We were now 2 hours over our planned time, so we called it quits. I provided an epilogue to summarise the future of all the characters. That night, after leaving the tower, abandoning all within to carry on their slave-like existence till the heart was destroyed, Olgen stood and walked off into the darkness. Quetzel, whose body was destroyed, was still conscious within the heart and Olgen’s mighty minotaur form made a perfect shell for her to start a new reign of terror. The party carried on without Olgen, selling the various retrieved goods. Including the book. This meant the chicken curse lasted on Ivory for many years, until one day she popped back to her former self, as someone realised destroying the book was the only way to undo the spell. Helga vanished one day, not to be seen again, though rumours of a stunted wolf-like creature with a person’s face were heard around the lands. Eli the Everchosen, well his story is still ongoing, and somewhere out there he is meeting his destiny.
The Spire of Quetzel is a great adventure. I cannot recommend it enough. Its magical jumping through dimensions and planes is naturally suited to Hypertellurians and has so many obvious Wonder inducing moments. I absolutely recommend you play it, be it in Hypertellurians, Forbidden Lands or your fantasy game of choice. It’s amazing and really made for a special New Year’s Day.

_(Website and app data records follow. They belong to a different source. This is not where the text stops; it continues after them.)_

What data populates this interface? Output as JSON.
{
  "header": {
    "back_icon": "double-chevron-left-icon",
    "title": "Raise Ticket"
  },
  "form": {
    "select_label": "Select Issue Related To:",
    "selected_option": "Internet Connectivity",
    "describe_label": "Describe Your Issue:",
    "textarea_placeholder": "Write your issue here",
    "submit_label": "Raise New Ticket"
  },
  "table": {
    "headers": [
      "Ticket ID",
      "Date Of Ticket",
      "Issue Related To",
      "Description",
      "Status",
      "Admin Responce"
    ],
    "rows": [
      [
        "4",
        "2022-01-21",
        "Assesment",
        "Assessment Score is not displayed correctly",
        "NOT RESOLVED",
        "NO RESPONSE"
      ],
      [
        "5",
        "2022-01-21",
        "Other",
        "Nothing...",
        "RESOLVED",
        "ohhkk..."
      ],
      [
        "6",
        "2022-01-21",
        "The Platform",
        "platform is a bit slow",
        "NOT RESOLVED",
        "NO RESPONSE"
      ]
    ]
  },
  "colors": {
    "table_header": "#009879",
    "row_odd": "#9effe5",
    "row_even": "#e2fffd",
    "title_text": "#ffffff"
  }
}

Elements of the pictures for this article are from Freepik/Rawpixel.
Have your own play report? Want to suggest other adventures that might be perfect companions for Hypertellurians? Let us know!